In addition to running every tenant’s code in its own Docker container, we are also configuring egress firewall rules in the CoreOS webtask VMs. These rules prevent untrusted code in one webtask container from communicating with other webtask containers or webtask infrastructure. Setting up the firewall rules is possible because the HTTP server of the webtask container is running on a local network separated from the host’s network by a bridge created by Docker. The code running in the webtask container can, however, initiate outbound calls to the public internet. This enables outbound communication from the custom code to external data sources and services, for example, a customer’s database or corporate edge services.

To limit memory and CPU consumption, we are using the cgroups mechanism exposed by Docker. In addition, every webtask container creates a transient Linux user and configures PAM limits for that user on startup. These two mechanisms together help prevent a range of attacks on memory and CPU, for example, fork bombs.

Streaming Real-Time Logs

Developers love logs because they provide tremendous help during development as well as during runtime. Handling logging in a multi-tenant system requires some planning to ensure logs are both readily available yet isolated between tenants.

HTTP sandbox VM logging

Auth0 Webtasks allows all internal components as well as the custom code provided by the tenant to contribute to the logs. We use bunyan for structured, JSON based logging.
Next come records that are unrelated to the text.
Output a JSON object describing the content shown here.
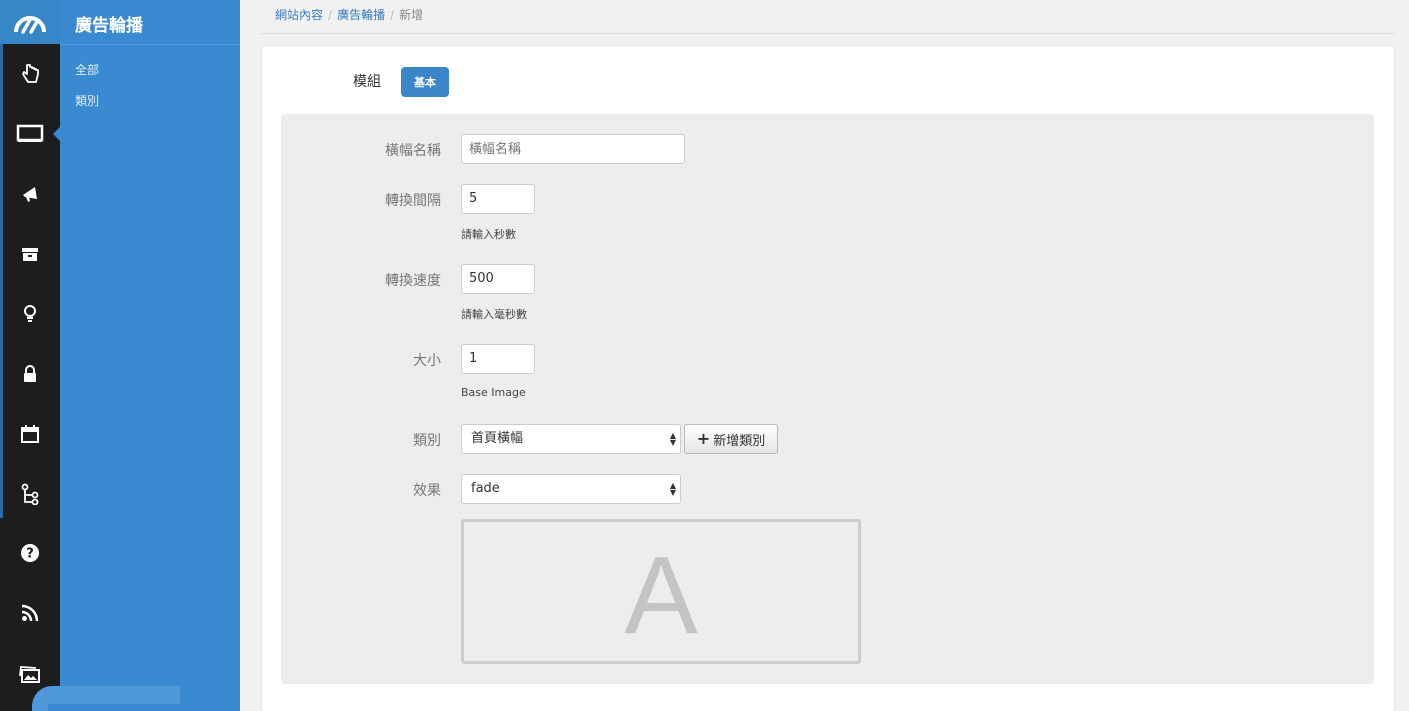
{
  "rail": {
    "icons": [
      "logo-icon",
      "pointer-icon",
      "monitor-icon",
      "megaphone-icon",
      "archive-icon",
      "lightbulb-icon",
      "lock-icon",
      "calendar-icon",
      "sitemap-icon",
      "question-icon",
      "rss-icon",
      "gallery-icon"
    ]
  },
  "sidebar": {
    "title": "廣告輪播",
    "items": [
      {
        "label": "全部"
      },
      {
        "label": "類別"
      }
    ]
  },
  "breadcrumb": {
    "items": [
      "網站內容",
      "廣告輪播",
      "新增"
    ]
  },
  "module": {
    "label": "模組",
    "tab_label": "基本"
  },
  "form": {
    "banner_name": {
      "label": "橫幅名稱",
      "placeholder": "橫幅名稱",
      "value": ""
    },
    "interval": {
      "label": "轉換間隔",
      "value": "5",
      "help": "請輸入秒數"
    },
    "speed": {
      "label": "轉換速度",
      "value": "500",
      "help": "請輸入毫秒數"
    },
    "size": {
      "label": "大小",
      "value": "1",
      "help": "Base Image"
    },
    "category": {
      "label": "類別",
      "selected": "首頁橫幅",
      "add_button": "新增類別"
    },
    "effect": {
      "label": "效果",
      "selected": "fade"
    },
    "preview": {
      "letter": "A"
    }
  },
  "colors": {
    "rail_bg": "#1d1d1d",
    "sidebar_bg": "#3a8ad2",
    "accent": "#3a86c8",
    "form_bg": "#ededed"
  }
}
All logs are stored in kafka, which is deployed across all webtask VMs in the cluster. From there, logs are exposed over HTTP can be steamed to the developer console using something as simple as Curl and a long-running HTTP response.

To support log isolation between tenants, logs generated by any tenant’s code are published to a separate kafka topic. In addition, all information is also logged to a system-wide topic for administrative analysis.

How about .NET?

JavaScript and Node.js provide for a useful and capable programming model, but many people prefer authoring custom code in .NET and C#. To address this need, the Auth0 Webtasks allow running C# code.

This is achieved with the use of Edge.js, a Node.js module that supports running .NET code in-process with Node.js. Edge.js enables creating JavaScript function proxies around C# async lambda expressions. It supports marshaling data between V8 and CLR heaps in the same process, and reconciles threading models between single-threaded V8 and multi-threaded CLR.

return function (context, cb) {
    require('edge').func(function () {/*
        async (dynamic context) => {
            return "Hello, " + + "!";
    */})(context, cb);

In the context of the Auth0 Webtasks, Edge.js uses Mono as the CLR implementation on Linux. With this mechanism, developers can use the full power of the Mono framework to write custom code in C#, and run it in a Linux-based webtask container. The C# code is embedded in Node.js and compiled on the fly to an in-memory assembly for execution.

The Outlook

We are quite excited about the possibilities the Auth0 Webtasks creates for developers. Currently we use webtasks to allow our subscribers to easily import custom credential databases, as well as run custom logic in the authentication pipeline. However, seeing how this extensibility model resonates with the level of control developers appreciate, we are looking forward to opening up many more use cases in a similar way.